Some people are just blanket bandits who hog the sheets regardless of who’s beside them. It could also be that one or both of you prefer a specific firmness in your mattress. In that particular situation, the loser of the argument on which type of mattress to get will inevitably have to try sleeping on a surface that’s not quite up to their personal standards.
Some people also can’t help but aggressively move around in their sleep, which is a great recipe for an argument in the morning. There are even cases when a person exudes so much physical heat during sleep that their partner wakes up sweating in the middle of the night.
It could also be a disease or condition that manifests itself during bedtime. Not everyone can sleep next to a sleep apnea machine, even if it’s on the other side of the bed. Likewise, if one of you has restless leg syndrome or RLS, both of you could be awakened by one’s involuntary leg movements in the middle of the night.
These are just some of the conditions why a person might be better off sleeping alone. And if either you or your partner exhibits one or more of these conditions, it could already be interrupting with how well you both sleep.
Get Excited to Sleep With Each Other Again
There is such a thing as being too close in long-term relationships. While sleeping on the same bed shows love and devotion, too much physical proximity can also result in dwindling physical desire.
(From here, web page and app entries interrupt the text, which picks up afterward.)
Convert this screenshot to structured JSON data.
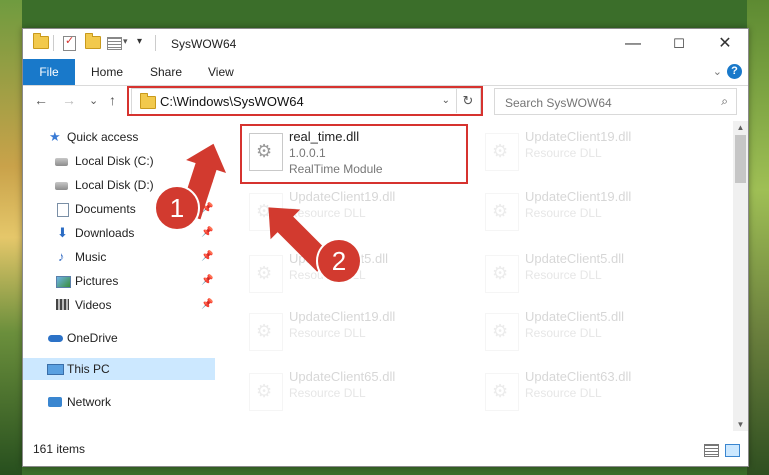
{
  "window": {
    "title": "SysWOW64"
  },
  "title_bar": {
    "minimize": "—",
    "maximize": "☐",
    "close": "✕"
  },
  "ribbon": {
    "tabs": [
      {
        "label": "File"
      },
      {
        "label": "Home"
      },
      {
        "label": "Share"
      },
      {
        "label": "View"
      }
    ],
    "collapse_glyph": "⌄",
    "help_glyph": "?"
  },
  "navigation": {
    "back_glyph": "←",
    "forward_glyph": "→",
    "recent_glyph": "⌄",
    "up_glyph": "↑",
    "address": "C:\\Windows\\SysWOW64",
    "address_dropdown_glyph": "⌄",
    "refresh_glyph": "↻",
    "search_placeholder": "Search SysWOW64"
  },
  "sidebar": {
    "items": [
      {
        "label": "Quick access",
        "icon": "star-icon",
        "pinned": false
      },
      {
        "label": "Local Disk (C:)",
        "icon": "disk-icon",
        "pinned": true
      },
      {
        "label": "Local Disk (D:)",
        "icon": "disk-icon",
        "pinned": true
      },
      {
        "label": "Documents",
        "icon": "document-icon",
        "pinned": true
      },
      {
        "label": "Downloads",
        "icon": "download-icon",
        "pinned": true
      },
      {
        "label": "Music",
        "icon": "music-icon",
        "pinned": true
      },
      {
        "label": "Pictures",
        "icon": "pictures-icon",
        "pinned": true
      },
      {
        "label": "Videos",
        "icon": "videos-icon",
        "pinned": true
      },
      {
        "label": "OneDrive",
        "icon": "cloud-icon",
        "pinned": false
      },
      {
        "label": "This PC",
        "icon": "computer-icon",
        "pinned": false,
        "selected": true
      },
      {
        "label": "Network",
        "icon": "network-icon",
        "pinned": false
      }
    ],
    "pin_glyph": "📌"
  },
  "files": [
    {
      "name": "real_time.dll",
      "version": "1.0.0.1",
      "description": "RealTime Module",
      "highlighted": true
    },
    {
      "name": "UpdateClient19.dll",
      "description": "Resource DLL"
    },
    {
      "name": "UpdateClient19.dll",
      "description": "Resource DLL"
    },
    {
      "name": "UpdateClient19.dll",
      "description": "Resource DLL"
    },
    {
      "name": "UpdateClient5.dll",
      "description": "Resource DLL"
    },
    {
      "name": "UpdateClient5.dll",
      "description": "Resource DLL"
    },
    {
      "name": "UpdateClient19.dll",
      "description": "Resource DLL"
    },
    {
      "name": "UpdateClient5.dll",
      "description": "Resource DLL"
    },
    {
      "name": "UpdateClient65.dll",
      "description": "Resource DLL"
    },
    {
      "name": "UpdateClient63.dll",
      "description": "Resource DLL"
    }
  ],
  "status": {
    "item_count": "161 items"
  },
  "annotations": [
    {
      "label": "1"
    },
    {
      "label": "2"
    }
  ],
  "colors": {
    "accent": "#1979ca",
    "highlight": "#d6332f",
    "selection": "#cce8ff"
  }
}
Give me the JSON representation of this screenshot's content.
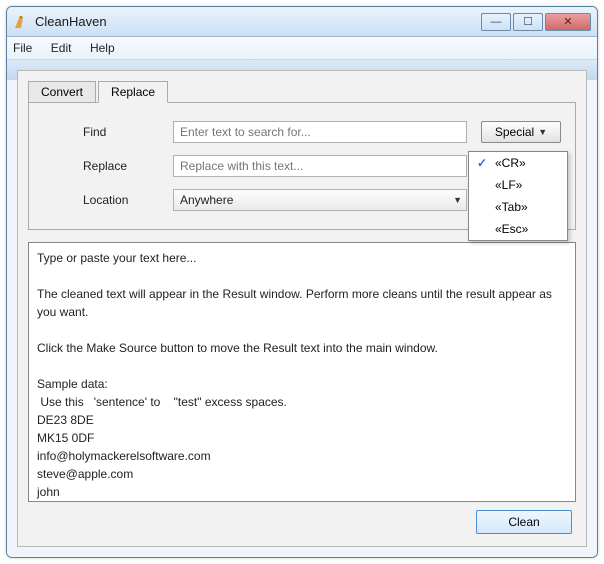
{
  "window": {
    "title": "CleanHaven"
  },
  "menubar": [
    "File",
    "Edit",
    "Help"
  ],
  "tabs": {
    "convert": "Convert",
    "replace": "Replace",
    "active": "replace"
  },
  "form": {
    "find_label": "Find",
    "find_placeholder": "Enter text to search for...",
    "replace_label": "Replace",
    "replace_placeholder": "Replace with this text...",
    "location_label": "Location",
    "location_value": "Anywhere",
    "special_label": "Special"
  },
  "special_dropdown": {
    "items": [
      "«CR»",
      "«LF»",
      "«Tab»",
      "«Esc»"
    ],
    "checked_index": 0
  },
  "textarea": "Type or paste your text here...\n\nThe cleaned text will appear in the Result window. Perform more cleans until the result appear as you want.\n\nClick the Make Source button to move the Result text into the main window.\n\nSample data:\n Use this   'sentence' to    \"test\" excess spaces.\nDE23 8DE\nMK15 0DF\ninfo@holymackerelsoftware.com\nsteve@apple.com\njohn\nmary\nbill\nsteve sarkoezy\npaul carter",
  "buttons": {
    "clean": "Clean"
  }
}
If this happens, it doesn’t mean that you’re no longer in love. It’s just how humans are built. While sleep relies on feelings of safety and security, sex is more primal and dangerous.
If you’ve been having some problems with intimacy, the physical separation of different beds can only do wonders for your sex life. Instead of ‘having’ to sleep beside one another, you can choose which nights you’d like to spend together.
You can even choose which bed you want to sleep in, or whether or not you actually want to sleep together after making love. You can even surprise each other with some unexpected midnight action every once in awhile (just make sure you have keys to each other’s rooms).
Sleeping separately presents many opportunities for tantalizing encounters.
If you’re still skeptical about doing it, why not just try it for a couple weeks or months? It could give both of you some much-needed high quality sleep, rekindle your sex life, and allow you both to be a more giving and caring lover. Good sleep fosters good relationships and vice versa; separate beds could be the key to both.